In our world idealists are frequently told to see the world as it really is, with its miseries, wars, famines, diseases, cruelties. In other words to see those aspects of our world that belong to Hell, that are ruled by evil. But the idealist sees our world as an image, or containing images of Heaven; our world’s beauty, that evil is fast destroying with man’s greed as evil’s instrument.

That destruction is also an image, the image of the victory of evil over good, darkness over light. Evil has an image in its collective mind of that tremendous victory, the defeat of God, the triumph of darkness. An image of all Creation becoming “Real”; even the stars, the galaxies dying, vanishing into ever growing black holes that swallow light. And our world becoming a desert, in which nothing lives, frozen beneath a dead and darkened sun.

This “war of evil against God” takes place within us, as well as in the external universe. Within each of us there are the two worlds, the idealistic image, and the “reality” of evil. If we are ever indiscreet enough to give voice to idealism, someone will be sure to tell us to recognise that reality and to accept that it is reality; that this world is an evil place, always has been and always will be.

Beauty is a childish dream that we should discard as we grow up. Reality is cruelty, not kindness; lust, not love. Man is a brutal animal born to eat or be eaten in the jungle of real life. There is no after life, no loving God. If there is a God, he is a monster of cruelty. Look at the Holocaust, at the suffering of children, the greed of international business.
“Get real!”

This reality has always existed, although it has been argued that our time is even worse than previous times. But the image also exists and it is far greater, far more significant than the evil reality. Good is always greater than evil, as light is always greater then darkness. Our world, that aspect of it that is free of evil, is an image. Of God. Of Beauty. Of Goodness. Of Life and Light.

Each of us who strives to see and grasp such an image may have a different one in our mind’s eye, just as a dozen chefs will have a dozen different visions of the perfect banquet. But what we are all seeking to visualise and understand is Heaven. There will of course be those who in their idea of Heaven, despise and reject earthly beauty in favour of absolute abstraction, removed from every trace of physical perfection.

They may be right. There may be no flowers in Heaven, no sunsets, no trees, no mountain valleys, no golden sands fringing “wine dark seas”. No equivalent of the beauty of a kitten, the charm of a puppy, the grace of a young woman dancing, the sound of a perfect voice singing in praise of God. God may be invisible, unknowable. It may be childish to expect or hope otherwise.
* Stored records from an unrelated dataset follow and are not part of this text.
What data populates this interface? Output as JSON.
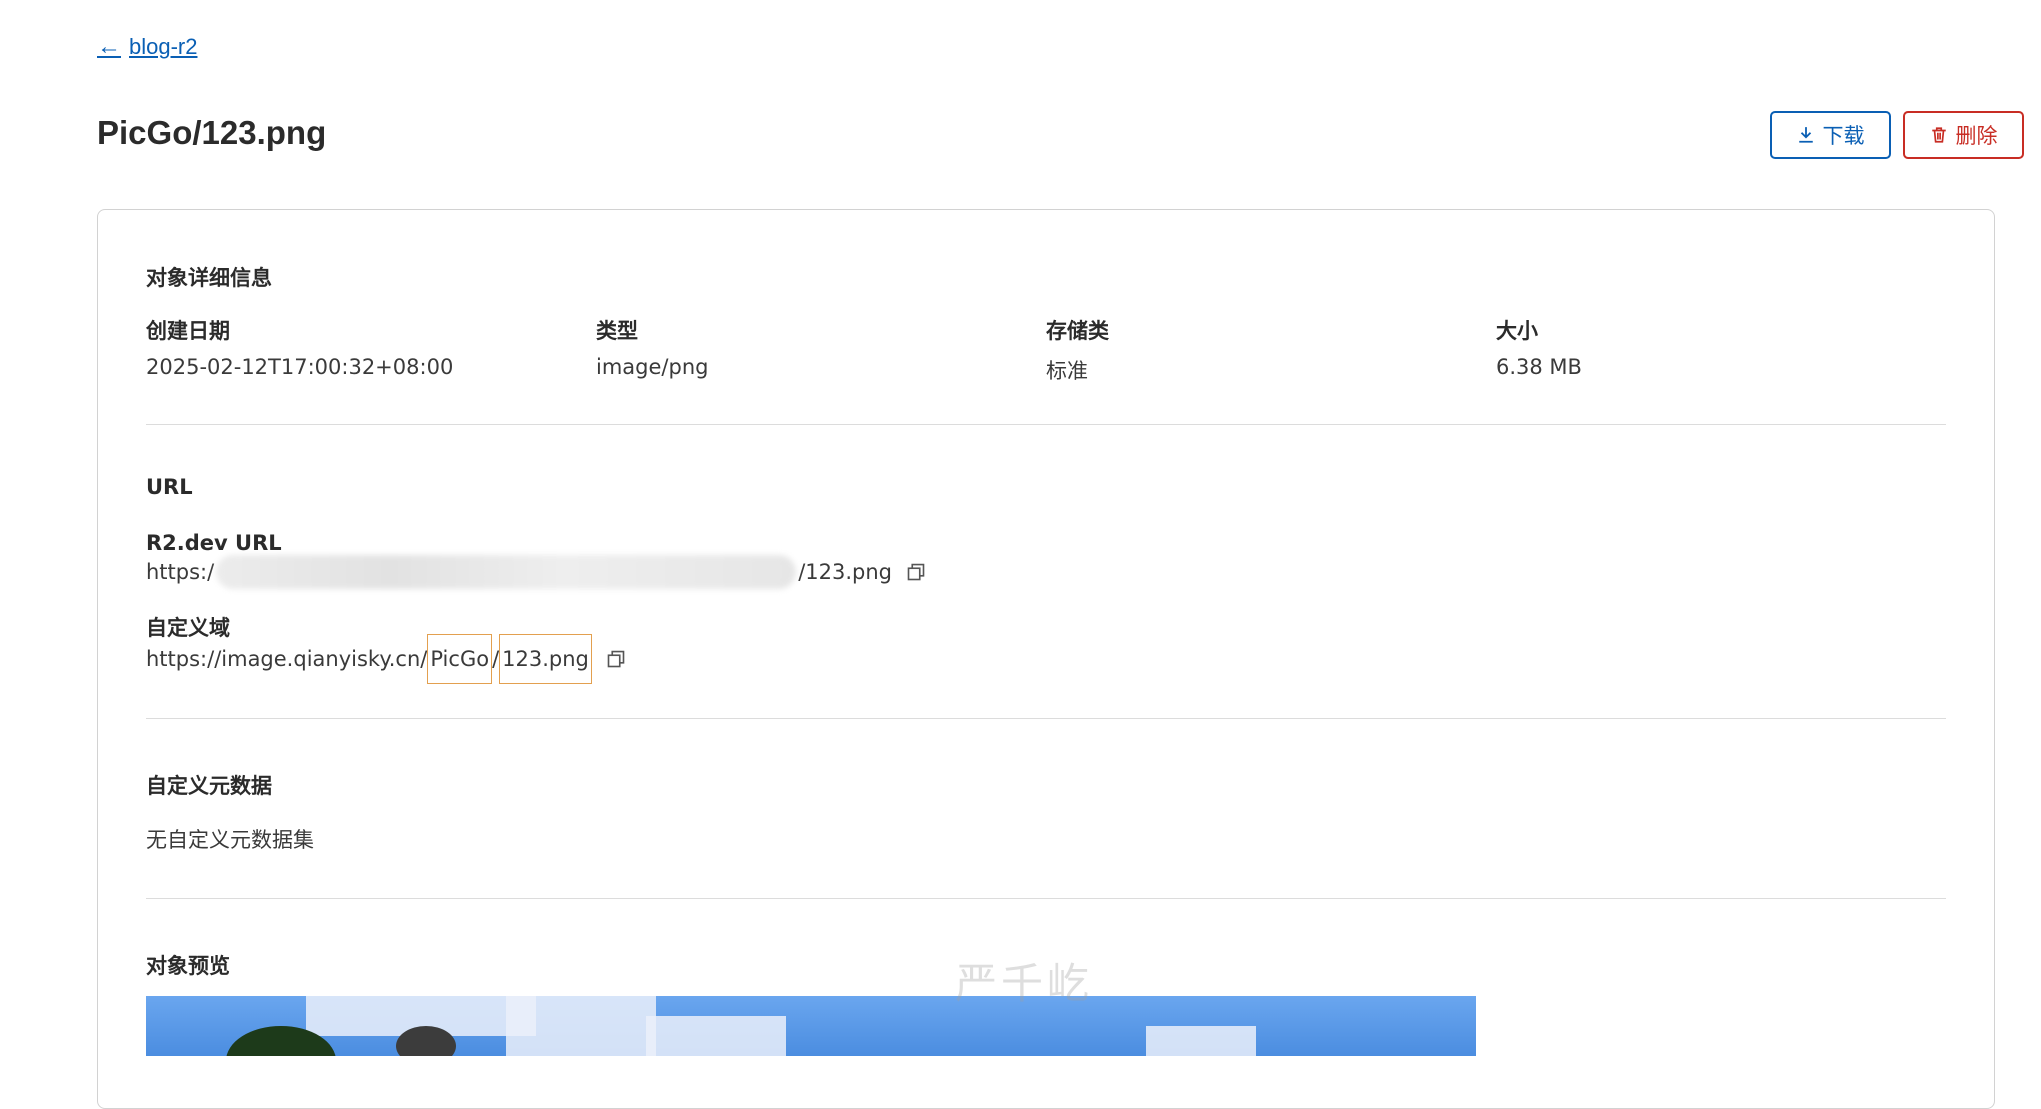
{
  "nav": {
    "back_label": "blog-r2"
  },
  "header": {
    "title": "PicGo/123.png",
    "download_label": "下载",
    "delete_label": "删除"
  },
  "details": {
    "section_title": "对象详细信息",
    "fields": [
      {
        "label": "创建日期",
        "value": "2025-02-12T17:00:32+08:00"
      },
      {
        "label": "类型",
        "value": "image/png"
      },
      {
        "label": "存储类",
        "value": "标准"
      },
      {
        "label": "大小",
        "value": "6.38 MB"
      }
    ]
  },
  "url": {
    "section_title": "URL",
    "r2_label": "R2.dev URL",
    "r2_prefix": "https:/",
    "r2_suffix": "/123.png",
    "custom_label": "自定义域",
    "custom_prefix": "https://image.qianyisky.cn/",
    "custom_folder": "PicGo",
    "custom_sep": "/",
    "custom_file": "123.png"
  },
  "metadata": {
    "section_title": "自定义元数据",
    "empty_text": "无自定义元数据集"
  },
  "preview": {
    "section_title": "对象预览"
  },
  "watermark": "严千屹",
  "colors": {
    "accent": "#0a5fb4",
    "danger": "#c82d24",
    "highlight": "#e3a04f"
  }
}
But whatever your idea of Heaven, the beauty of this world must surely provide the image from which your idea grows. God made this world, and however far evil has succeeded in destroying its beauty, that beauty must be an image of God and for that reason, it is right to call it the Image World.

Does that image exist elsewhere, beyond this world? A world of perfect beauty, the true Heaven? Or an ante-chamber to Heaven? Surely that at least, an ante-chamber of pure joy, before the saint goes deeper into the Infinite Beauty of God.